Promising players are scouted from a young age and brought through the system with a clear understanding of their roles in the sevens game, while the conditioning of the players is second to none.
Werner Kok, Seabelo Senatla, Kwagga Smith and Cheslin Kolbe are a few of the big-name players to have benefited immensely from these structures.
But as is the norm in South African rugby, fans want the national team to be the best and in the last few seasons the Blitzboks haven’t quite been there.
They finished runners-up to New Zealand in 2013/14, after which they played second fiddle to Fiji in 2014/15 and 2015/16.
It’s surely no disgrace finishing below those teams, who from a physical perspective are perhaps more naturally gifted than their South African counterparts.
But the Blitzboks have been right up there as contenders and small margins decided their fate last season.
However if they want to finish the 2016/17 season as champions, they simply have to win more Cup finals.
That means peaking at the right time and claiming three wins on the trot in the knockout stages.
Too often we’ve seen the South Africans celebrate a triumph over New Zealand, only to lose to Fiji in their next outing, or vice-versa.
Last season, South Africa’s Cape Town title was their only Cup success in 10 tournaments. Champions Fiji claimed three Cup titles, while New Zealand - who finished third behind South Africa - also bagged three titles.
South Africa’s consistency is what saw them finish second, but the team let slip opportunities which cost them the overall grand prize.
Yes, the Blitzboks were hard done by in losing the Wellington final to New Zealand, when referee Matt O’Brien post-match issued an apology for his performance.
In that game, the Blitzboks were leading 21-7 deep into the second half, before the hosts scored three tries in as many minutes to win 24-21.
The penalty count that night read 9-1 in favour of New Zealand, with O’Brien heavily punishing the South Africans at the breakdown area.
Needless to say, a more clinical team would have closed the game out when leading 21-7 in the dying stages.
At the Vancouver event in March, the Blitzboks surprised by beating Fiji 31-19 in the semi-finals, only to again lose to New Zealand in the final, this time 19-14.
Perhaps the most disappointing result of the season came at the final event in London when Scotland stunned the Blitzboks 27-26.
The South Africans had led 26-15 with less than a minute remaining, only to see the Scots score two quick-fire tries to claim their first Cup title.
Little mistakes here and there cost the team dearly and we saw more of that at the Rio Olympics where South Africa claimed the bronze medal.

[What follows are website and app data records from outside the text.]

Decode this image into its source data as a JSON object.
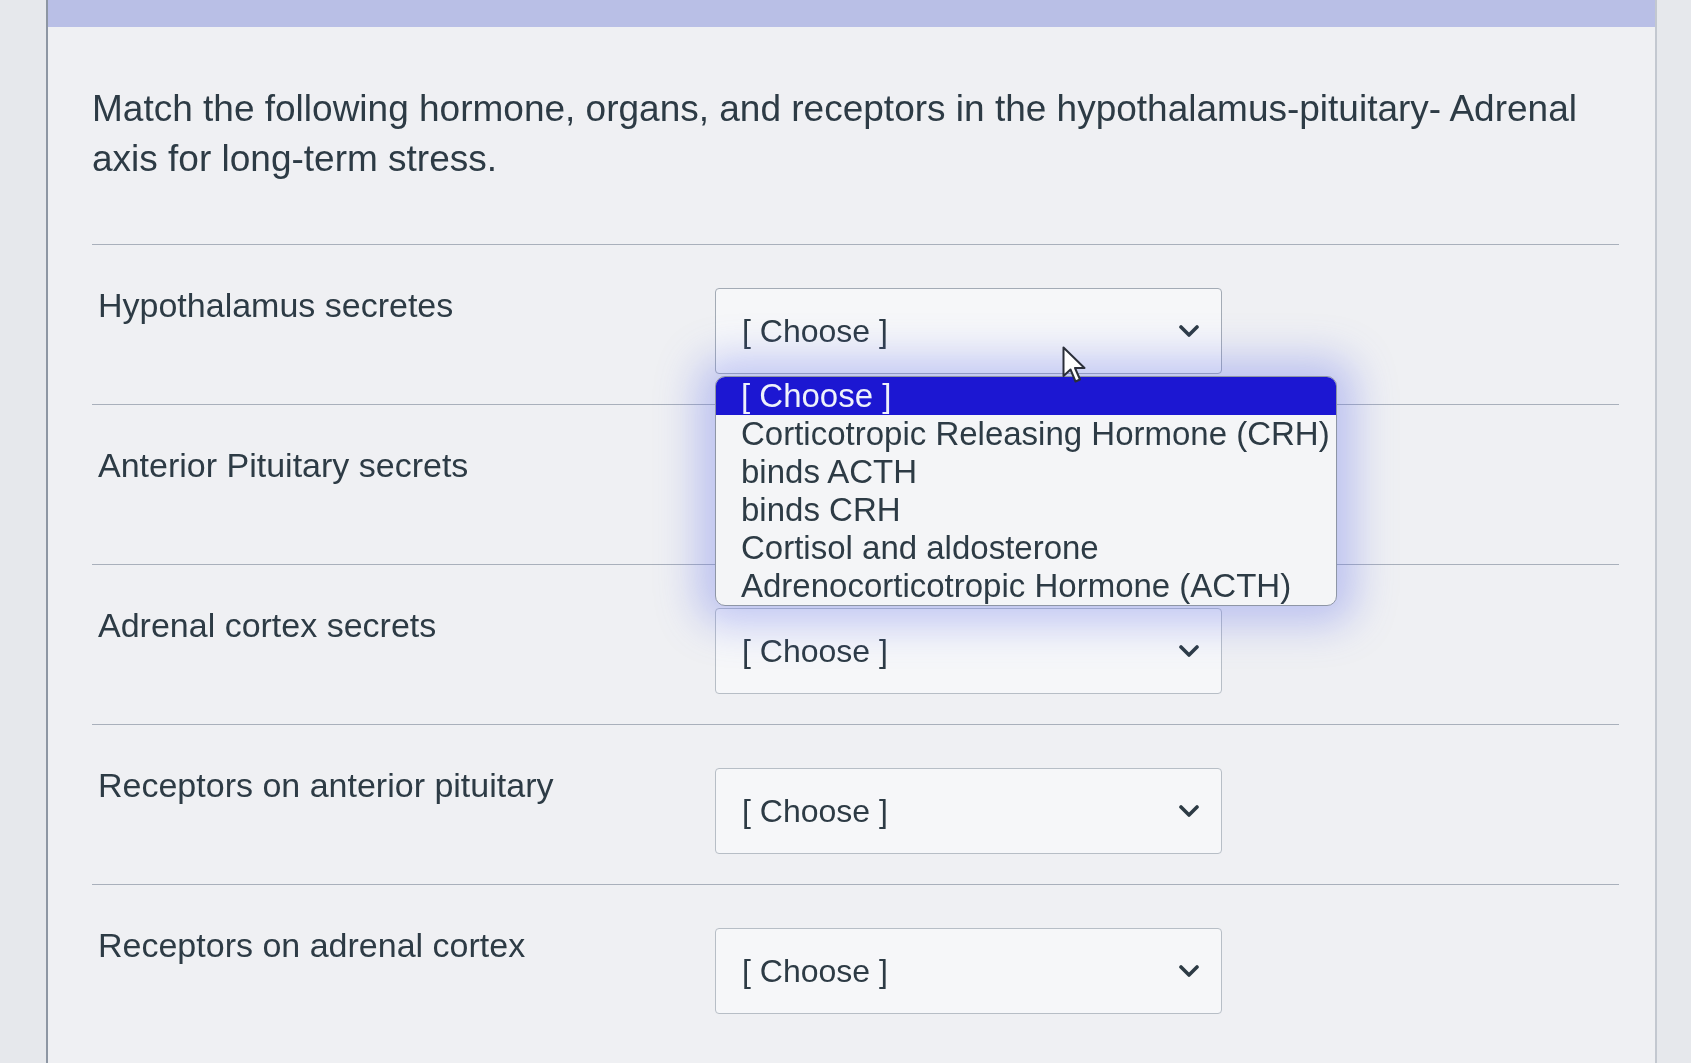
{
  "question": {
    "text": "Match the following hormone, organs, and receptors in the hypothalamus-pituitary- Adrenal axis for long-term stress."
  },
  "rows": [
    {
      "label": "Hypothalamus secretes",
      "select": {
        "value": "[ Choose ]",
        "open": true,
        "options": [
          {
            "label": "[ Choose ]",
            "selected": true
          },
          {
            "label": "Corticotropic Releasing Hormone (CRH)",
            "selected": false
          },
          {
            "label": "binds ACTH",
            "selected": false
          },
          {
            "label": "binds CRH",
            "selected": false
          },
          {
            "label": "Cortisol and aldosterone",
            "selected": false
          },
          {
            "label": "Adrenocorticotropic Hormone (ACTH)",
            "selected": false
          }
        ]
      }
    },
    {
      "label": "Anterior Pituitary secrets"
    },
    {
      "label": "Adrenal cortex secrets",
      "select": {
        "value": "[ Choose ]",
        "open": false
      }
    },
    {
      "label": "Receptors on anterior pituitary",
      "select": {
        "value": "[ Choose ]",
        "open": false
      }
    },
    {
      "label": "Receptors on adrenal cortex",
      "select": {
        "value": "[ Choose ]",
        "open": false
      }
    }
  ]
}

There, things could have turned out differently if a two-man overlap was better utilised in the semi-final loss to Great Britain...
Don’t get me wrong, 2015/16 was not a disappointing season by any means, but it should be used as a stepping stone for greater success in the current one.
To date, the 2008/09 success remains South Africa’s lone series triumph and that compares meagerly to New Zealand’s 12, and Fiji’s 3.
The Blitzboks boast enough star players to compete with the likes of Fiji and New Zealand, who have been regularly upended in recent times - it’s now just about doing it at the right time when it really matters, starting at Cape Town Stadium this weekend...
Herman Mostert works at Sport24 - is a struggling golfer and enjoys tennis...
Disclaimer: Sport24 encourages freedom of speech and the expression of diverse views. The views of columnists published on Sport24 are therefore their own and do not necessarily represent the views of Sport24.